Me standing at Parco Della Montagnola. Self-portrait, Nikon D40X with the help of a tripod and wireless remote control. Bologna, Marzo 2010

Information credit: http://www.bibliotecasalaborsa.it

Continue Reading

Art & Places: Singapore Zoo illustration by Sally Heinrich

One thing that I love about travelling is to discover art. When I visited Singapore Zoo with my family, this illustration really caught my attention. The details of trees, plants and animals are amazingly and finely done. The information of the illustrator is not written there, I did look hard through the details to find signature of the creator but could not find any.

Finding the information on the Internet was not easy as well without the right keywords. I searched for Singapore Zoo illustration/s, Singapore Zoo illustrator but could not find any information. Then I hit ‘Singapore mural illustrator’ and voila! #3 search on the list leads me to Sally Heinrich. The illustration has been done by Sally for Singapore Zoo. Other than four sections of the mural (each approximately 100cm x 75 cm), the mural has been used in the Zoo shop, and also on buses, packaging and merchandising.

Sally has illustrated more than twenty books as well as writing and illustrating her own picture books, non-fiction information and activity books and novels. Besides publishers, her clients include advertising and environmental agencies, design studios and Government departments. Her commissioned artwork ranges in scale from wine labels to a mural for the Singapore Zoo, to one-off pieces for celebrations such as weddings and birthdays. She also regularly runs workshops in creative writing and illustration for both children and adults.

Her work has been recognised through fellowships from the Asialink Foundation, The May Gibbs Children’s Literature Trust, Varuna-the Writer’s Centre and Arts SA, and her original artwork and lino-prints have been exhibited in Australia and Asia.
Having previously lived in Darwin, Sydney, Singapore and Malaysia, Sally is currently based in Adelaide.

Here’s Yassin admiring the details of the illustration.

Information credit:

Continue Reading

Art & Places: Vittorio Emanuele II Monument, Venice, Italy

When I visited Venice, I saw this one huge monument and it says “I. MAGGIO MDCCCLXXXVII”. I can only read the last 6 Roman numbers (37) but not sure about the rest. So, I Google-d.

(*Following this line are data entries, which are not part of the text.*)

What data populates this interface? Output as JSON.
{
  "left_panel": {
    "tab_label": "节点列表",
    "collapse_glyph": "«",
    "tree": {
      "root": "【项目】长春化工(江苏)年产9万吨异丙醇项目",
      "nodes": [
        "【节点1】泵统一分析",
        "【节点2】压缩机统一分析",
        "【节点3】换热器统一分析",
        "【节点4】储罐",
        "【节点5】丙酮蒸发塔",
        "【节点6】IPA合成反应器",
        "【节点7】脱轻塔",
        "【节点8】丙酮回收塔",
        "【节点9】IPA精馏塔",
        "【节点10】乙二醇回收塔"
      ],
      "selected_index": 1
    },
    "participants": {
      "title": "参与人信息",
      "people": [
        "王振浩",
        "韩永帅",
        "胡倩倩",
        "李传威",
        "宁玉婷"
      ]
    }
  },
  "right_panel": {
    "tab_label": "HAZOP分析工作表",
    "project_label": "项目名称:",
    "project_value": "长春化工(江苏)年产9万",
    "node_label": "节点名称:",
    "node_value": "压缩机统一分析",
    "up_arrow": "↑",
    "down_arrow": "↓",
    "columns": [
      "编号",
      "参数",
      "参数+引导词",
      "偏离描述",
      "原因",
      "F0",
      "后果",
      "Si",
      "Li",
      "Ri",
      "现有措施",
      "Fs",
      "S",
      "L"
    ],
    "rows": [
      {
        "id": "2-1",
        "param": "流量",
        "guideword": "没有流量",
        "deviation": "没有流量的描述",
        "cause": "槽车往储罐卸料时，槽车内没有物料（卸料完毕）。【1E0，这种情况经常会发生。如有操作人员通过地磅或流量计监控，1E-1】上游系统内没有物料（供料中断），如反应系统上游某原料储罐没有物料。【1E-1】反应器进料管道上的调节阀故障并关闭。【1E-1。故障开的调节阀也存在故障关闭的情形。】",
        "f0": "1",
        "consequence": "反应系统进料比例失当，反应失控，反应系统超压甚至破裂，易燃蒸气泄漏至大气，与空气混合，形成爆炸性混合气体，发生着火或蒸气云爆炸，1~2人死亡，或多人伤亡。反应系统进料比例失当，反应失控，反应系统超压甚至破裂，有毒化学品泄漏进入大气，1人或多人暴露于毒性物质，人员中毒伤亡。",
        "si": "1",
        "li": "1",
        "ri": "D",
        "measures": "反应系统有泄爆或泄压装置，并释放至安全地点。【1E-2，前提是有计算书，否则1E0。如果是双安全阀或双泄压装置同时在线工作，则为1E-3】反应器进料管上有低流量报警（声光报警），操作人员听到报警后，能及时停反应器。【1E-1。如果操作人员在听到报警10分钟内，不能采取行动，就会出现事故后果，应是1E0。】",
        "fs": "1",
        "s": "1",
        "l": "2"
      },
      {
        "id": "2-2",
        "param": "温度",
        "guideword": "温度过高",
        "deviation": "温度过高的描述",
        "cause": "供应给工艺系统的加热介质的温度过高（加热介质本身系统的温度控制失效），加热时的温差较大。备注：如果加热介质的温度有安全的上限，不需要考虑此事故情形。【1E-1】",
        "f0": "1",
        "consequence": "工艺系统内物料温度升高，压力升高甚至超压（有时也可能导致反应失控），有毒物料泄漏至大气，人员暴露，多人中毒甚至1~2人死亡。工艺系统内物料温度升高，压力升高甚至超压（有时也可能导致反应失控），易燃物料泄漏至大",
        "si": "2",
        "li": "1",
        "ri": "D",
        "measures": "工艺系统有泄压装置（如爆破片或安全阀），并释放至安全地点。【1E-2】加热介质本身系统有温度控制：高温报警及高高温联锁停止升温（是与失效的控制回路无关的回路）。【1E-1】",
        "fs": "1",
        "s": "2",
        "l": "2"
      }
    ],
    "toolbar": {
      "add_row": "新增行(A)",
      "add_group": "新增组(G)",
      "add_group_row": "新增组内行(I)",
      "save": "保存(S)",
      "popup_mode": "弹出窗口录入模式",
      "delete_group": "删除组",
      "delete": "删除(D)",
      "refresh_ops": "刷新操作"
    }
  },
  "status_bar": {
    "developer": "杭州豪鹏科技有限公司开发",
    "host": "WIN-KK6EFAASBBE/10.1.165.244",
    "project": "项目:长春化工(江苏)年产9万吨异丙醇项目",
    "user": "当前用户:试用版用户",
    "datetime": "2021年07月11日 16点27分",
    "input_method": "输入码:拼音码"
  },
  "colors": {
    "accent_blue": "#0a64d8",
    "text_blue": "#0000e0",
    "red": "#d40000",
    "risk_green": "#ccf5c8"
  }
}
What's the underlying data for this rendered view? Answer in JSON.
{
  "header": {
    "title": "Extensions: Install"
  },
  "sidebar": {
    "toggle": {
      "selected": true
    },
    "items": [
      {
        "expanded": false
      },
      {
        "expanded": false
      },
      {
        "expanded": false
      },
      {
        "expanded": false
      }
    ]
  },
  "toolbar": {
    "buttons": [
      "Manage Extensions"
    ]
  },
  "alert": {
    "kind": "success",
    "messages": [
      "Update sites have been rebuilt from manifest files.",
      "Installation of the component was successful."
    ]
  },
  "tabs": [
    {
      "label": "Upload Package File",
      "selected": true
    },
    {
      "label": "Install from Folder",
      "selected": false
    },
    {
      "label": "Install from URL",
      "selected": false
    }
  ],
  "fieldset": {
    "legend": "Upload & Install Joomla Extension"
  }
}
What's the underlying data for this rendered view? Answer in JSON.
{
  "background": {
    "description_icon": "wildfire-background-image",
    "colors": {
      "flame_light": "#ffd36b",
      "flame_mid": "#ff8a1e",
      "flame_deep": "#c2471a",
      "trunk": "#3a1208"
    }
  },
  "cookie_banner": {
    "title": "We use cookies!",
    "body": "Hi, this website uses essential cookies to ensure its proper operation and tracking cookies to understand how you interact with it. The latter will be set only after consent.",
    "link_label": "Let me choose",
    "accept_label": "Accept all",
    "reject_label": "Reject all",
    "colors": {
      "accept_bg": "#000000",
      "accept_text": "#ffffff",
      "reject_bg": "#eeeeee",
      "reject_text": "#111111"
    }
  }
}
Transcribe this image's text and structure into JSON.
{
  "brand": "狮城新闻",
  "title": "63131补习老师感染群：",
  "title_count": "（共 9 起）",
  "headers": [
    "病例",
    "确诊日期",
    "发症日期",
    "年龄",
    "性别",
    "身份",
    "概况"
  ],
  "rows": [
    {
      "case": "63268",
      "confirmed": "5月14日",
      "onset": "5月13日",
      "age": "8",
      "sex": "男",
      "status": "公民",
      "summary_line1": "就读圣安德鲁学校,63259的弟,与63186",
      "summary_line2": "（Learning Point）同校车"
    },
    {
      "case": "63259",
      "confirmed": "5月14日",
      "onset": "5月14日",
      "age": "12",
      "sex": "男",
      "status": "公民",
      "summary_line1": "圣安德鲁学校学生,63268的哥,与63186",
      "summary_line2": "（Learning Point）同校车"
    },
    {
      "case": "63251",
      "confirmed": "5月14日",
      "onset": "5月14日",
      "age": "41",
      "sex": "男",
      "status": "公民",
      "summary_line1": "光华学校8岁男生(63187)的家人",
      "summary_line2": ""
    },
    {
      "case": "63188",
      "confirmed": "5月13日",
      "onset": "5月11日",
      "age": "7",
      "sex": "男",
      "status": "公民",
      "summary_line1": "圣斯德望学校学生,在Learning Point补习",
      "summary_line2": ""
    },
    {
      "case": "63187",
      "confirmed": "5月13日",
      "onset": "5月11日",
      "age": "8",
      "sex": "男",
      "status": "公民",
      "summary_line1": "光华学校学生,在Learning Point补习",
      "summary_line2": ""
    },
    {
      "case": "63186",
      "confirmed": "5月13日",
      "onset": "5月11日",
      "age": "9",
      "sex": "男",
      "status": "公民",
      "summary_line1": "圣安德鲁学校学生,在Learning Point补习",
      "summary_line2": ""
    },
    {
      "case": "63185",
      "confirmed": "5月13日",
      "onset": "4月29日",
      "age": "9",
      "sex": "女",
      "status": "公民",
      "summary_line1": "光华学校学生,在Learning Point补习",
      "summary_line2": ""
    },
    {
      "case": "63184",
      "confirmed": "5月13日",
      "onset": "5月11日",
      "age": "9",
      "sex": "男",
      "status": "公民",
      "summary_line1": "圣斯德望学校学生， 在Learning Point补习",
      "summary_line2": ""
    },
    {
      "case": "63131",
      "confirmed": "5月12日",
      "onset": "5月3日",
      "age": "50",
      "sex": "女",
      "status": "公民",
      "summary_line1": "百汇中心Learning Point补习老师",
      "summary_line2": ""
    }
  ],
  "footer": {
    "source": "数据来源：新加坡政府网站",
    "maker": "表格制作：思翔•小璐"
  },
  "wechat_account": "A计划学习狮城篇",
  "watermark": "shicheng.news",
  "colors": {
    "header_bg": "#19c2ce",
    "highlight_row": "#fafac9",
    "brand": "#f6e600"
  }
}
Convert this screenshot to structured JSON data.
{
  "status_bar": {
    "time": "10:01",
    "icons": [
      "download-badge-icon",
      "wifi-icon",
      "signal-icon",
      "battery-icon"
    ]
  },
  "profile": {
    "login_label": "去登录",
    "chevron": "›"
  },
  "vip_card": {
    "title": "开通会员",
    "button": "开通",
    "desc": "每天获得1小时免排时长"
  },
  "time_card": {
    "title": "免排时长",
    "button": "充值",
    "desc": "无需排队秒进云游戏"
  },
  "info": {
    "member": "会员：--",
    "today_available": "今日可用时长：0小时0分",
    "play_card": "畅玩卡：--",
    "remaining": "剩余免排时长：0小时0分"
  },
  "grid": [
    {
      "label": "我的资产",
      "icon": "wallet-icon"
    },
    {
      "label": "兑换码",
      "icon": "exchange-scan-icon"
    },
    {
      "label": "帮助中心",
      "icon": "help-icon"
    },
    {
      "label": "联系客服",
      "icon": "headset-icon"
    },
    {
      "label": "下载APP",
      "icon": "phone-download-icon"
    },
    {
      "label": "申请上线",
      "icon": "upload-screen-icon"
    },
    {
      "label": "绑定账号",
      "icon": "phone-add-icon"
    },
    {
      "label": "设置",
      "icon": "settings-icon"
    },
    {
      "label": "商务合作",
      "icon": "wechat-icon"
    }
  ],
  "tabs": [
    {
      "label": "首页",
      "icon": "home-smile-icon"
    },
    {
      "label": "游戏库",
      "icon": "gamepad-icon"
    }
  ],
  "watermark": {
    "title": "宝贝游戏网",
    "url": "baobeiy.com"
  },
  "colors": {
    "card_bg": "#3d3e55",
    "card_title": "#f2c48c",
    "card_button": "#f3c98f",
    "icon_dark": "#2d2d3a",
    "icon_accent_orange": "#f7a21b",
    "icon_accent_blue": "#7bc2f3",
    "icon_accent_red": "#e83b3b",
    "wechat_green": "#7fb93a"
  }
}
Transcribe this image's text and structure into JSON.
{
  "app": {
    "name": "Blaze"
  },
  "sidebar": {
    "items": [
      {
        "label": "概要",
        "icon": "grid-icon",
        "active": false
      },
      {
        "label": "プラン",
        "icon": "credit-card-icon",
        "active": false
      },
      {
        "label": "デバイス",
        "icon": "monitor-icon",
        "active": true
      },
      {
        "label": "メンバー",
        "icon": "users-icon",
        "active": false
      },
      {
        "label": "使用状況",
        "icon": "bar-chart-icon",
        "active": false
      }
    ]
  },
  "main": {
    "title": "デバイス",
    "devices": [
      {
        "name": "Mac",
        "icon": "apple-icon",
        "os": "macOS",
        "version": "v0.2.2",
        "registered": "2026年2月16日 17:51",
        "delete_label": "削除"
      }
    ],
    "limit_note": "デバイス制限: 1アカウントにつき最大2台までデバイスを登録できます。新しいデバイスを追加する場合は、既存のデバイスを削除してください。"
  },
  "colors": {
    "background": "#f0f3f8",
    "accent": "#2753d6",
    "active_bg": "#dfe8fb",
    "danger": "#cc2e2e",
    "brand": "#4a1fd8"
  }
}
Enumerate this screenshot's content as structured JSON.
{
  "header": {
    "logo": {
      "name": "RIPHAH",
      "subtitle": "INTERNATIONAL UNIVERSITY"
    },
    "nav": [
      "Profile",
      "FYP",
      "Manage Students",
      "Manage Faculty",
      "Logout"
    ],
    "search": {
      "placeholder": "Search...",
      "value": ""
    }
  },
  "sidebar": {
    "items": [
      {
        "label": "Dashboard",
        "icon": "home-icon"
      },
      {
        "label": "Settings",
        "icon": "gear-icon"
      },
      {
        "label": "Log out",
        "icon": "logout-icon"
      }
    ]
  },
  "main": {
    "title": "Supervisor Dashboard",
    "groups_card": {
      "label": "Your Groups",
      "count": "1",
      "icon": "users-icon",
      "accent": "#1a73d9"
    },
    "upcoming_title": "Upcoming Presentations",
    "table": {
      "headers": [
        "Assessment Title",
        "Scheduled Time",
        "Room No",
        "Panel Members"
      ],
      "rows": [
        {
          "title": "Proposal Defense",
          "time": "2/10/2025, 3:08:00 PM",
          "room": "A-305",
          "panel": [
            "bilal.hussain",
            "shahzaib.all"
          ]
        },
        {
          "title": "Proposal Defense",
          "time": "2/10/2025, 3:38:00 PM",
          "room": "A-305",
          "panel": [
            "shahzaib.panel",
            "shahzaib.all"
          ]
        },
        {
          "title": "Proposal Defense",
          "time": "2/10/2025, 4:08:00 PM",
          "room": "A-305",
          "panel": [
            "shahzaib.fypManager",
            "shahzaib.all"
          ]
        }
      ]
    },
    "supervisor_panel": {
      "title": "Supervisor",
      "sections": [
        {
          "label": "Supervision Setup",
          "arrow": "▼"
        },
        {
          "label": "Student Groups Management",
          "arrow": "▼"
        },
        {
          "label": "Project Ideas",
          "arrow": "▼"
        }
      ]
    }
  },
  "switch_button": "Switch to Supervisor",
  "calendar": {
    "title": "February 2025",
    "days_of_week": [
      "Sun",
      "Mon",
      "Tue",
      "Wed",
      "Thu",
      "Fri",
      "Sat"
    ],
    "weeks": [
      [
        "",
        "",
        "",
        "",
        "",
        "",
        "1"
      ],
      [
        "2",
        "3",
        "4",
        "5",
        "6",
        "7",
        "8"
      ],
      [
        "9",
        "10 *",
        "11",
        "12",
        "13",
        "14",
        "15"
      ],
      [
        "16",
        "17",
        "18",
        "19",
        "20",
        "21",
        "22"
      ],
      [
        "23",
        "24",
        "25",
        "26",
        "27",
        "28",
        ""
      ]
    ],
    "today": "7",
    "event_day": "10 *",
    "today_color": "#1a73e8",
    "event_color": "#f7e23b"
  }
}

From my research on the Internet, in Roman numerals, MDCCCL means M=1000, D=500, C=100 (CCC = 100 x 3); L=50. It sums up to 1850. 1850 + 37 = 1887. So, the Roman letterings I.Maggio MDCCCLXXXVII means 1 May 1887. Must be a year of significant for Venice, or Italy in general.

So what happened in May 1887? And why does a monument bears the date?

Well, a lot of things happened in Italy in May 1887 and one that relates to the statue was an inauguration date. The monument above was inaugurated in May 1st, 1887. The monument was made to honour Vittorio Emmanuele II, the first king of a United Italy. It is located on the Riva degli Schiavoni waterfront in the Castello district of Venice (Venezia), Italy. There are several of them in other cities in Italy.

The bronze equestrian monument is 125 years old and was sculpted by Ettore Ferrari. Ferrari was born to an artistic family. He was a professor at the Accademia di San Luca, a deputy in the Italian Parliament and Grand Master of the Grande Oriente d’Italia. He sculpted many other statues around Italy.

Now, knowing a history behind a monument or statue, or better known as public art, is more significant. Although I could not gather the information during my visit to Venice, I am glad I took pictures and made the effort to find the history of this monument. Here are more pictures of the monument.

 Credit: most informations are from

Continue Reading